By Umesh Isalkar
It is being estimated that the programme, which is in its first phase, will prevent the deaths of approximately one to two lakh newborns, every year.
Amit Mohan Prasad, joint secretary (RCH), Union ministry of health and family welfare, said, “India accounts for nearly 1.2 million newborns’ deaths per year, that is 30% of global neonatal deaths. Nearly half of the deaths of children aged below five years occur in the neonatal period, and mostly within the first few days of birth. Birth asphyxia and sepsis are the major causes of these deaths.” One of the effective measures to prevent deaths of newborn babies is to have skilled birth attendants trained in resuscitation, prevention of infection and temperature management, he added.

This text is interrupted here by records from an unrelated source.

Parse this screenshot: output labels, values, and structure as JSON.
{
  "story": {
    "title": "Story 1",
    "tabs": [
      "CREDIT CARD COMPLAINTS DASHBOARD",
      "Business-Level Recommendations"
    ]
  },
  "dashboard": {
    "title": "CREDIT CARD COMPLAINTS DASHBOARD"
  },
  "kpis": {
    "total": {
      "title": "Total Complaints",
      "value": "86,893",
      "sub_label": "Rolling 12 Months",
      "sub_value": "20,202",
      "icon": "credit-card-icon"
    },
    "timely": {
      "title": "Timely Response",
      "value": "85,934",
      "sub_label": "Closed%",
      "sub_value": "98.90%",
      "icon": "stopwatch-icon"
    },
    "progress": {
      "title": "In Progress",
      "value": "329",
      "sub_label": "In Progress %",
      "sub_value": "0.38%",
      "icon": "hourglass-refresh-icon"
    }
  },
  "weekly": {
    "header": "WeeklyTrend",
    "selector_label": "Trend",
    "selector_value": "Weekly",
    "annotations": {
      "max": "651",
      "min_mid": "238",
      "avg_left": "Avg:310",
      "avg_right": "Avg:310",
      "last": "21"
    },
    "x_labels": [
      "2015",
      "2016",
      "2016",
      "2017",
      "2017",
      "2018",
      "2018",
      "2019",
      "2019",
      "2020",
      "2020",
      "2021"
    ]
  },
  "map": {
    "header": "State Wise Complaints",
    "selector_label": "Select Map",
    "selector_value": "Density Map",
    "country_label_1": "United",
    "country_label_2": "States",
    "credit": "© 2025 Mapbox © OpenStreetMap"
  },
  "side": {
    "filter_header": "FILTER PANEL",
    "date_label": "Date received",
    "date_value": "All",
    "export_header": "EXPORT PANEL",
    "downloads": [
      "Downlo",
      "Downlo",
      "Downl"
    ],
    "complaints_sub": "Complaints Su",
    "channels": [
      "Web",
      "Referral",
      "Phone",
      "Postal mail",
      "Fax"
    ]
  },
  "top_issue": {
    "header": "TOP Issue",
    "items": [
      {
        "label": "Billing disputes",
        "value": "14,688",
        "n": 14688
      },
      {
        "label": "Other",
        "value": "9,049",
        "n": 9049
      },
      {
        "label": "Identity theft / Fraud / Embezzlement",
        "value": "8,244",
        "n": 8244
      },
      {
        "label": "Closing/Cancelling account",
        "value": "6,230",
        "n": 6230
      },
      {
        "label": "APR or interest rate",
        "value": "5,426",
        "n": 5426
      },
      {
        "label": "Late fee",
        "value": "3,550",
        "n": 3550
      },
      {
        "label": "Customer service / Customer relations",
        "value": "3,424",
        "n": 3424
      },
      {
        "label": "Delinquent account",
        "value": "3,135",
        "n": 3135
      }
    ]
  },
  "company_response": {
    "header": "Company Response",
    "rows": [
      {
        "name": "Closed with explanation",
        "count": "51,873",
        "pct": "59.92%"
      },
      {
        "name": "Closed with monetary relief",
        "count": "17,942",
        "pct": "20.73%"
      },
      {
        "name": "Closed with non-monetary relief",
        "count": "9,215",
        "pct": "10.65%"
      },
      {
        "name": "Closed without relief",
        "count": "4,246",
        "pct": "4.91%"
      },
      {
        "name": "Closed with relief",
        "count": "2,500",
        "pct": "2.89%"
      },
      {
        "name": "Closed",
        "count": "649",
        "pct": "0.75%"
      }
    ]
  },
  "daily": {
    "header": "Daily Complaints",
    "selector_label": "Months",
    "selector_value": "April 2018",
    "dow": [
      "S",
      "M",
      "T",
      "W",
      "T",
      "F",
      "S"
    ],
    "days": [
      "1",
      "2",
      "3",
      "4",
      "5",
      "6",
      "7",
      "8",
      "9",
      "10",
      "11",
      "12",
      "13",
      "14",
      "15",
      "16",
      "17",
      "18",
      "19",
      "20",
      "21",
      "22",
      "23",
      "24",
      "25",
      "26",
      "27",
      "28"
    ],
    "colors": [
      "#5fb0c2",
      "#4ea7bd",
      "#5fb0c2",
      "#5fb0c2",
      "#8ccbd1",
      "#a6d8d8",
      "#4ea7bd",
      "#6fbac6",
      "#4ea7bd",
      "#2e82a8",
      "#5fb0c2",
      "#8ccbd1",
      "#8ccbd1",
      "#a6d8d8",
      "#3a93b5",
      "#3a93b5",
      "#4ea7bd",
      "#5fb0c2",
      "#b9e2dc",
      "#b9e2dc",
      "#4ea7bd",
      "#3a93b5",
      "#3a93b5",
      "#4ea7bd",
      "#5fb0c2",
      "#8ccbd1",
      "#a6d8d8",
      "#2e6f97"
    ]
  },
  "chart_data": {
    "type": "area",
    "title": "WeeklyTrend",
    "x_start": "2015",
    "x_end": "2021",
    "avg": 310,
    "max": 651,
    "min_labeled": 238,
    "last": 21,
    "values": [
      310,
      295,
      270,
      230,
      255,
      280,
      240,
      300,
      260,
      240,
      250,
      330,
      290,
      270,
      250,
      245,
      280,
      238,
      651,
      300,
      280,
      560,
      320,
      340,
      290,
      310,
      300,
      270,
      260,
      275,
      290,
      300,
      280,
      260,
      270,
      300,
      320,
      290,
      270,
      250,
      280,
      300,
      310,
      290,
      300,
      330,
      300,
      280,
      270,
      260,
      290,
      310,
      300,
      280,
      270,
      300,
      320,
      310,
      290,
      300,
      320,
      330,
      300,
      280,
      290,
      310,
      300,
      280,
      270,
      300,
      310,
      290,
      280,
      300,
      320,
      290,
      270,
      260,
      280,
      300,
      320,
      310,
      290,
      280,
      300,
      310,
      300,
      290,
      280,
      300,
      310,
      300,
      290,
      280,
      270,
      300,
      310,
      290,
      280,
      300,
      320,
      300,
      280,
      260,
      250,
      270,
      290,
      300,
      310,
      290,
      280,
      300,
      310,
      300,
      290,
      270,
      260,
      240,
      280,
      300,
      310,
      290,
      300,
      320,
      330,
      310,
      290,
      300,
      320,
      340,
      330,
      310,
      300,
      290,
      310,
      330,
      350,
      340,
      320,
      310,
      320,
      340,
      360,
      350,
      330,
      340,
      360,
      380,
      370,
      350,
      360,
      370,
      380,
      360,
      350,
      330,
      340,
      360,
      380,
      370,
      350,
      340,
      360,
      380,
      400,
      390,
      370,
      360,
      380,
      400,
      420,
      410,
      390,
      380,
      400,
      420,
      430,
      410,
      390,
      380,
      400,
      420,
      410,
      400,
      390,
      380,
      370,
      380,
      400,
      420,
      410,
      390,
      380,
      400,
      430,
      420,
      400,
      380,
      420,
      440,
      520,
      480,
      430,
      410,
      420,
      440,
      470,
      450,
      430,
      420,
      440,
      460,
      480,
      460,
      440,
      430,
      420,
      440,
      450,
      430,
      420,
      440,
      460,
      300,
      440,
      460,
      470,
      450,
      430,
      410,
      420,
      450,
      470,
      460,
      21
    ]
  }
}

Prasad said, “The National Population Policy Goal of the Infant Mortality Rate below 30/1000 live births by 2010, mandates urgent measures to be put in place to prevent these deaths. One of the effective measures is to have skilled birth attendants. The oneday training envisaged under ‘basic newborn care programme’ will help enhance skills of healthcare providers – including, doctors, all nursing cadres and birth attendants.”
Subhash Dodwal, training consultant, Unicef, state family welfare bureau, Pune, said, “In the first phase, the programme will be implemented in 15 districts of Maharashtra, especially in pockets with tribal population. We have already covered seven districts.”
As many as 28 paediatricians and gynaecologists, two each from civil hospitals, from seven districts – Chandrapur, Gadchiroli, Nagpur, Gondia, Yavatmal, Amravati and Nanded – have already been trained under this programme, said Dodwal. “We are looking at training 2,200 medical officers and 6,000 nurses working at sub–centres a nd rural hospitals.”
The programme in the first phase has been launched in eight states – Maharashra, Bihar, Rajasthan, Uttar Pradesh, Orissa, Madhya Pradesh, Jharkhand and Chhattisgarh. The Indian Academy of Paediatrics (IAP) and the paediatrics department of the All India Institute of Medical Sciences have provided help in developing the manual and tools for this programme. The IAP will help impart training to healthcare providers.
“With more and more deliveries happening at healthcare institutions as a result of the Janani Suraksha Yojana, it becomes important that health professionals attending to births, are trained in the simple procedure of resuscitation and basic newborn care,” said Dodwal. “The implementation of this programme will help prevent significant number of newborn deaths.”